The majority of those who didn't get a vaccine cited one of the common misperceptions about flu or the vaccine as the reason. In fact, flu vaccines do not cause the flu - which is one of those misconceptions - and it's important for both healthy people and those who may be vulnerable to serious flu complications to get vaccinated annually, according to the Centers for Disease Control and Prevention.
The Kentucky Health Issues Poll (KHIP) is an annual telephone poll of Kentucky adults; it is funded jointly by the Foundation for a Healthy Kentucky and Interact for Health. The flu shot report is the first one to be issued for the poll conducted Aug. 26 through Oct. 21, 2018.
"Annual flu shots work," said Ben Chandler, president and CEO of the Foundation for a Healthy Kentucky. "They keep us from getting the most common strains of flu each season and reduce the risk of complications and even death if we do end up getting sick. Just as important, when the majority of us get our flu shots, we provide a stronger measure of protection for infants and those with compromised immune systems who cannot get the vaccine."
The KHIP report also found that women were more likely than men to report getting a flu shot in the past 12 months, as were adults ages 65 and older. The report did not show major differences in Kentucky adult flu vaccination rates among races, however.
Other reasons respondents cited for not getting a flu shot included access issues, including cost and lack of insurance. The Foundation suggested contacting your local health department for information about free or low-cost immunizations in your region.
The Foundation is working with the Kentucky Medical Association and the Kentucky Foundation for Medical Care on a statewide campaign called "Focus on Flu" to prevent another epidemic-level flu season like the one last year.

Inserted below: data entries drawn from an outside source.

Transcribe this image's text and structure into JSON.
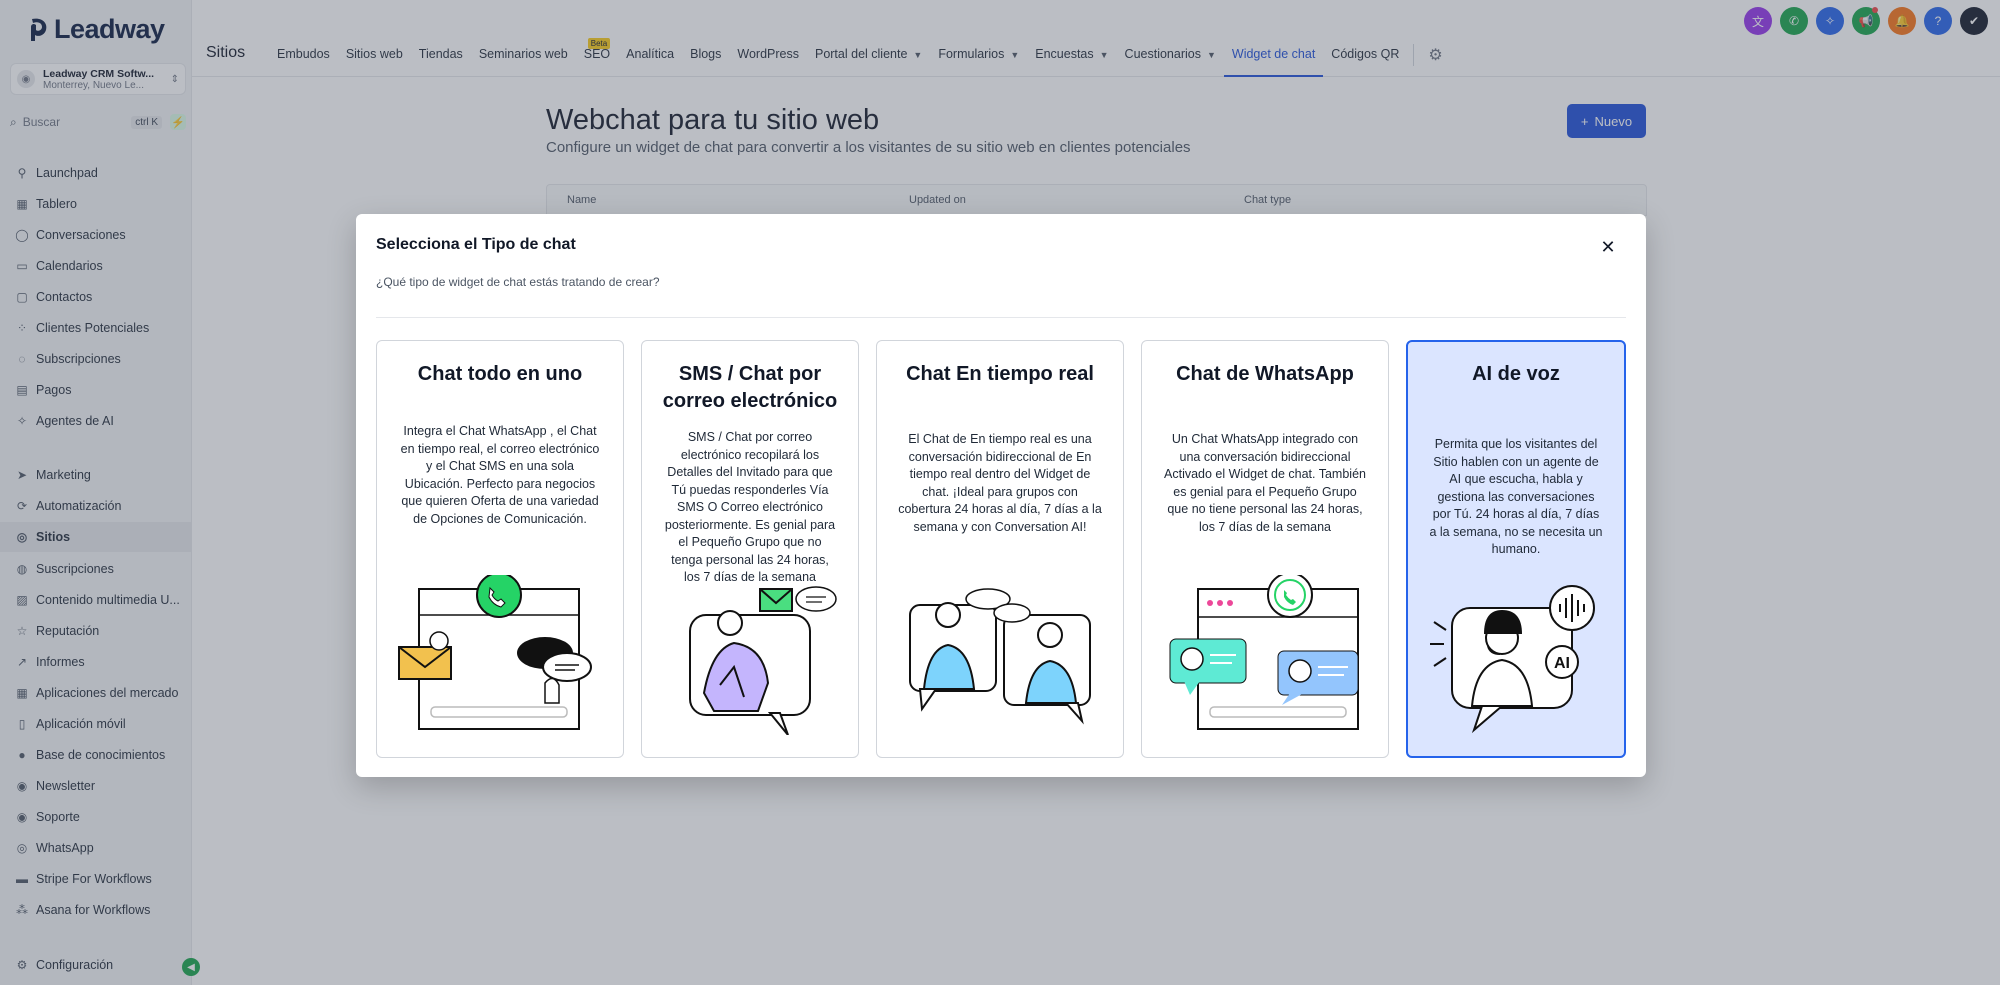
{
  "app": {
    "brand": "Leadway"
  },
  "location": {
    "name": "Leadway CRM Softw...",
    "sub": "Monterrey, Nuevo Le..."
  },
  "search": {
    "label": "Buscar",
    "shortcut": "ctrl K"
  },
  "sidebar": {
    "items": [
      {
        "label": "Launchpad",
        "icon": "rocket-icon",
        "glyph": "⚲"
      },
      {
        "label": "Tablero",
        "icon": "dashboard-icon",
        "glyph": "▦"
      },
      {
        "label": "Conversaciones",
        "icon": "chat-icon",
        "glyph": "◯"
      },
      {
        "label": "Calendarios",
        "icon": "calendar-icon",
        "glyph": "▭"
      },
      {
        "label": "Contactos",
        "icon": "contacts-icon",
        "glyph": "▢"
      },
      {
        "label": "Clientes Potenciales",
        "icon": "opportunities-icon",
        "glyph": "⁘"
      },
      {
        "label": "Subscripciones",
        "icon": "subscriptions-icon",
        "glyph": "◌"
      },
      {
        "label": "Pagos",
        "icon": "payments-icon",
        "glyph": "▤"
      },
      {
        "label": "Agentes de AI",
        "icon": "ai-agents-icon",
        "glyph": "✧"
      },
      {
        "label": "Marketing",
        "icon": "marketing-icon",
        "glyph": "➤"
      },
      {
        "label": "Automatización",
        "icon": "automation-icon",
        "glyph": "⟳"
      },
      {
        "label": "Sitios",
        "icon": "sites-icon",
        "glyph": "◎"
      },
      {
        "label": "Suscripciones",
        "icon": "memberships-icon",
        "glyph": "◍"
      },
      {
        "label": "Contenido multimedia U...",
        "icon": "media-icon",
        "glyph": "▨"
      },
      {
        "label": "Reputación",
        "icon": "star-icon",
        "glyph": "☆"
      },
      {
        "label": "Informes",
        "icon": "reports-icon",
        "glyph": "↗"
      },
      {
        "label": "Aplicaciones del mercado",
        "icon": "apps-icon",
        "glyph": "▦"
      },
      {
        "label": "Aplicación móvil",
        "icon": "mobile-icon",
        "glyph": "▯"
      },
      {
        "label": "Base de conocimientos",
        "icon": "info-icon",
        "glyph": "●"
      },
      {
        "label": "Newsletter",
        "icon": "newsletter-icon",
        "glyph": "◉"
      },
      {
        "label": "Soporte",
        "icon": "support-icon",
        "glyph": "◉"
      },
      {
        "label": "WhatsApp",
        "icon": "whatsapp-icon",
        "glyph": "◎"
      },
      {
        "label": "Stripe For Workflows",
        "icon": "stripe-icon",
        "glyph": "▬"
      },
      {
        "label": "Asana for Workflows",
        "icon": "asana-icon",
        "glyph": "⁂"
      },
      {
        "label": "Configuración",
        "icon": "settings-icon",
        "glyph": "⚙"
      }
    ],
    "active_index": 11
  },
  "topnav": {
    "section_title": "Sitios",
    "tabs": [
      {
        "label": "Embudos"
      },
      {
        "label": "Sitios web"
      },
      {
        "label": "Tiendas"
      },
      {
        "label": "Seminarios web"
      },
      {
        "label": "SEO",
        "badge": "Beta"
      },
      {
        "label": "Analítica"
      },
      {
        "label": "Blogs"
      },
      {
        "label": "WordPress"
      },
      {
        "label": "Portal del cliente",
        "dropdown": true
      },
      {
        "label": "Formularios",
        "dropdown": true
      },
      {
        "label": "Encuestas",
        "dropdown": true
      },
      {
        "label": "Cuestionarios",
        "dropdown": true
      },
      {
        "label": "Widget de chat",
        "active": true
      },
      {
        "label": "Códigos QR"
      }
    ],
    "right_icons": [
      {
        "name": "translate-icon",
        "color": "#9333ea",
        "glyph": "文"
      },
      {
        "name": "phone-icon",
        "color": "#16a34a",
        "glyph": "✆"
      },
      {
        "name": "magic-icon",
        "color": "#2563eb",
        "glyph": "✧"
      },
      {
        "name": "megaphone-icon",
        "color": "#16a34a",
        "glyph": "📢"
      },
      {
        "name": "notifications-icon",
        "color": "#f97316",
        "glyph": "🔔"
      },
      {
        "name": "help-icon",
        "color": "#2563eb",
        "glyph": "?"
      },
      {
        "name": "profile-icon",
        "color": "#111827",
        "glyph": "✔"
      }
    ]
  },
  "page": {
    "title": "Webchat para tu sitio web",
    "subtitle": "Configure un widget de chat para convertir a los visitantes de su sitio web en clientes potenciales",
    "new_button": "Nuevo",
    "columns": [
      "Name",
      "Updated on",
      "Chat type"
    ]
  },
  "modal": {
    "title": "Selecciona el Tipo de chat",
    "subtitle": "¿Qué tipo de widget de chat estás tratando de crear?",
    "selected_index": 4,
    "cards": [
      {
        "title": "Chat todo en uno",
        "description": "Integra el Chat WhatsApp , el Chat en tiempo real, el correo electrónico y el Chat SMS en una sola Ubicación. Perfecto para negocios que quieren Oferta de una variedad de Opciones de Comunicación.",
        "illustration": "all-in-one-illustration"
      },
      {
        "title": "SMS / Chat por correo electrónico",
        "description": "SMS / Chat por correo electrónico recopilará los Detalles del Invitado para que Tú puedas responderles Vía SMS O Correo electrónico posteriormente. Es genial para el Pequeño Grupo que no tenga personal las 24 horas, los 7 días de la semana",
        "illustration": "sms-email-illustration"
      },
      {
        "title": "Chat En tiempo real",
        "description": "El Chat de En tiempo real es una conversación bidireccional de En tiempo real dentro del Widget de chat. ¡Ideal para grupos con cobertura 24 horas al día, 7 días a la semana y con Conversation AI!",
        "illustration": "live-chat-illustration"
      },
      {
        "title": "Chat de WhatsApp",
        "description": "Un Chat WhatsApp integrado con una conversación bidireccional Activado el Widget de chat. También es genial para el Pequeño Grupo que no tiene personal las 24 horas, los 7 días de la semana",
        "illustration": "whatsapp-illustration"
      },
      {
        "title": "AI de voz",
        "description": "Permita que los visitantes del Sitio hablen con un agente de AI que escucha, habla y gestiona las conversaciones por Tú. 24 horas al día, 7 días a la semana, no se necesita un humano.",
        "illustration": "voice-ai-illustration"
      }
    ]
  },
  "colors": {
    "accent": "#1d4ed8",
    "selected_card_bg": "#dbe5ff",
    "whatsapp_green": "#25d366"
  }
}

During the 2017-2018 flu season, more than 10,500 Kentuckians were infected and 333 state residents - including five children - died from flu complications. The nationwide vaccination rate last season was just 37 percent; in Kentucky, it was 41 percent. Already this season, two residents have died and flu activity has been reported in 15 of 17 Kentucky regions.
Dr. Brent Wright, president-elect of the Kentucky Medical Association and treasurer of the Foundation's Board of Directors, said, "If you have not received your flu shot this season, please get it now. Make no mistake, the flu is not a cold; it is serious and not something to mess around with. The flu can lead to a lengthy illness, hospitalization, and in some cases death. Please give yourself, your family, and your community a gift by getting a flu shot this season."
"The flu vaccine can be life-saving, especially for children and older adults," said Dr. Mary Ann Barnes, also a Foundation Board member as well as a family medicine doctor in Edgewood. "We recommend getting vaccinated by the end of October each year, but even this late in the year, a flu vaccine can protect kids and pregnant moms from missed school and work days, hospitalizations and the very serious complications that can lead to death."
The KHIP report on flu shots is available here. Additional information about KHIP can be found here.
About the Foundation for a Healthy Kentucky
Funded by an endowment, the mission of the nonpartisan Foundation for a Healthy Kentucky is to address the unmet health needs of Kentuckians by developing and influencing policy, improving access to care, reducing health risks and disparities, and promoting health equity. Since the Foundation opened its doors in 2001, it has invested nearly $28 million in health policy research, advocacy, and demonstration project grants across the Commonwealth. Follow the Foundation on Twitter, Facebook and YouTube, and visit our website at www.healthy-ky.org.
Bonnie J. Hackbarth